It is 01:00, Ops calls you, you wake up, they have a problem with the migration script, and it stalls releasing to production. Sleepy as you are, you open your computer and start looking at it. You figure out, it has nothing to do with you, and you call your colleague who was also releasing his code. Both off you try to figure it out, quickly fix it, so that the release can go through. You wait for ops to confirm the deployment went well, it did. All of a sudden there are http errors on production, you look at the logs and you see you are missing some configuration, quickly you adjust it, and production seems to work. Its 03:00 you can finally go to bed.

Does this stuff sound familiar?

** You are doing it wrong! Stop wasting time! **

Life is short, too short to actually be concerned about these issues. Instead of being drained of time and energy, you should be having a Friday evening dinner with your kids and feel energetic on Saturday. And the worst part of it, people are actually proud working like this, they feel important, they feel needed.

This process is error prone, repetitive and eventually leads to frustration, burnouts and depression. Be honest, nobody wants to stay up at night and do tedious error-prone processes, right?

Solve it!

The way to solve your problems is continuous deployment, there is nothing more satisfying than committing code on Friday at 17:30, pushing it to production and going home without a concern.

A lot of people are in the situation sketched by the example, they either don’t know how to solve the issue or do not have the means to address it. In the example there are multiple problems at play:

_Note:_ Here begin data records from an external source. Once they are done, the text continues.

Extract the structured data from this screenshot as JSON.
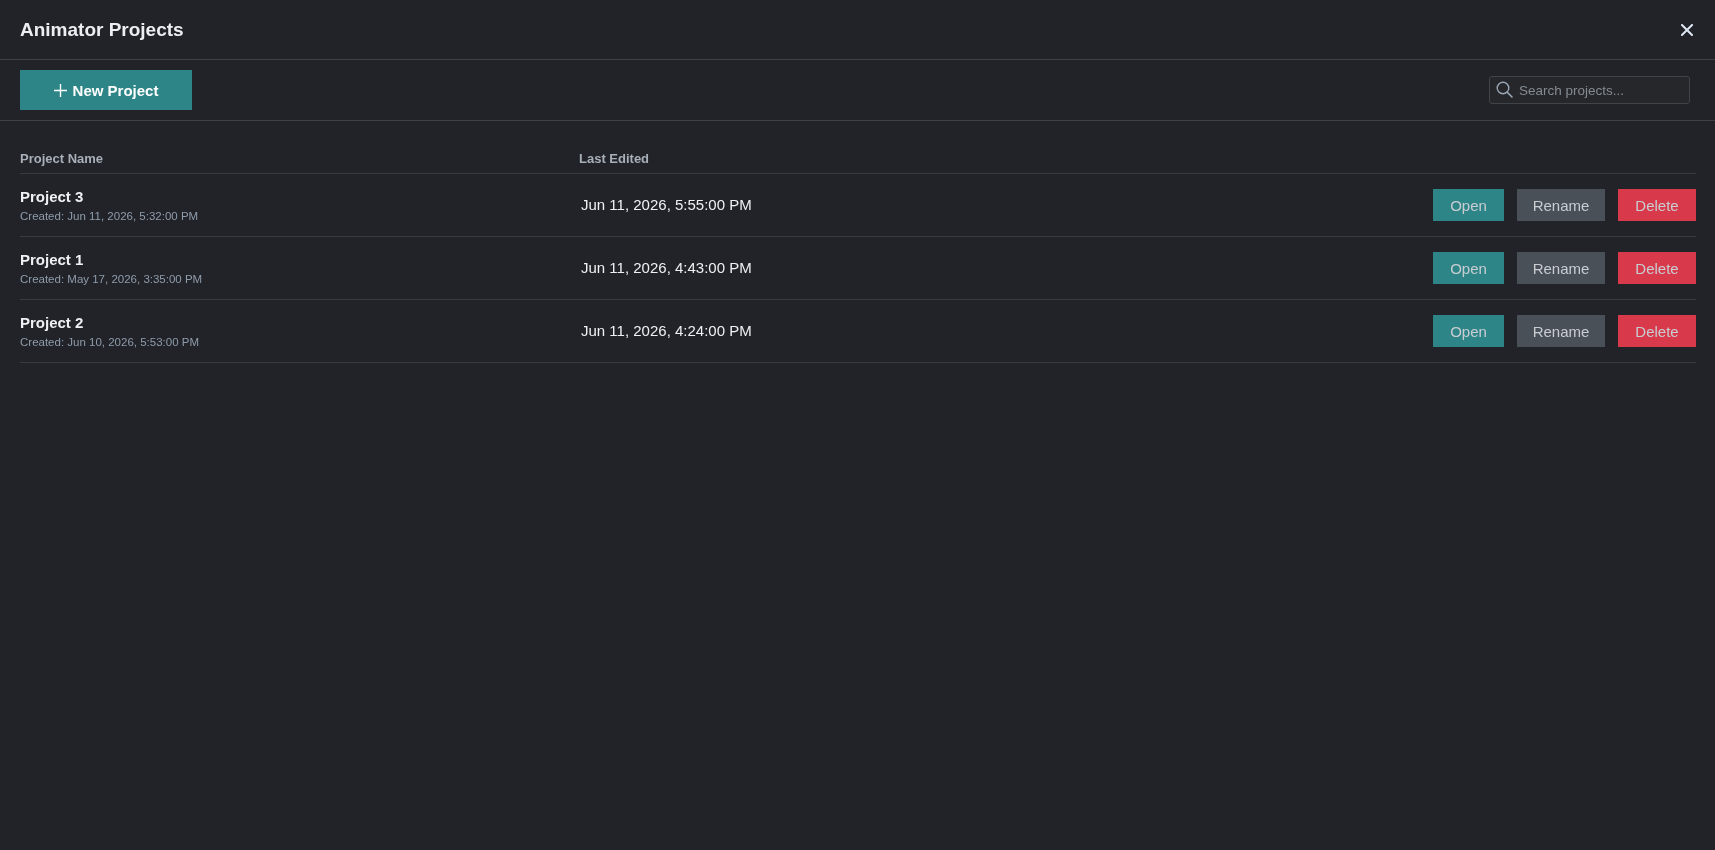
{
  "window": {
    "title": "Animator Projects"
  },
  "toolbar": {
    "new_project_button": {
      "label": "New Project"
    },
    "search": {
      "placeholder": "Search projects..."
    }
  },
  "table": {
    "columns": [
      "Project Name",
      "Last Edited"
    ],
    "rows": [
      {
        "name": "Project 3",
        "created": "Created: Jun 11, 2026, 5:32:00 PM",
        "last_edited": "Jun 11, 2026, 5:55:00 PM",
        "actions": [
          {
            "kind": "open",
            "label": "Open"
          },
          {
            "kind": "rename",
            "label": "Rename"
          },
          {
            "kind": "delete",
            "label": "Delete"
          }
        ]
      },
      {
        "name": "Project 1",
        "created": "Created: May 17, 2026, 3:35:00 PM",
        "last_edited": "Jun 11, 2026, 4:43:00 PM",
        "actions": [
          {
            "kind": "open",
            "label": "Open"
          },
          {
            "kind": "rename",
            "label": "Rename"
          },
          {
            "kind": "delete",
            "label": "Delete"
          }
        ]
      },
      {
        "name": "Project 2",
        "created": "Created: Jun 10, 2026, 5:53:00 PM",
        "last_edited": "Jun 11, 2026, 4:24:00 PM",
        "actions": [
          {
            "kind": "open",
            "label": "Open"
          },
          {
            "kind": "rename",
            "label": "Rename"
          },
          {
            "kind": "delete",
            "label": "Delete"
          }
        ]
      }
    ]
  }
}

  • Ops has ownership over releasing. Development should be responsible, this forces you think about the release automation or removing deployment pain. Ops should focus on stability.
  • Feature branching, do trunk based development, this removes problems like “code locks” and reduces merge issues.
  • Big bang releases, work with small code batches only, make sure they are rigorously tested and deploy batches to production. This reduces deployment pain and stress. If something is broken, it must be from the last small change deployed.
  • Automate Deployment, deploying code is a repetitive task, computers are good at that.
  • Configuration Management in version control, When its in version control, you are able to run automated tests on it, to see if you system still works with the latest configuration change.
  • Build quality in! Write tests for everything, it is cheaper to detect issues with your code beforehand, fixing problems afterwards is expensive.

Most of the times there are way more issues then the ones elaborated in the example. Think about broken communication, politics, infrastructure.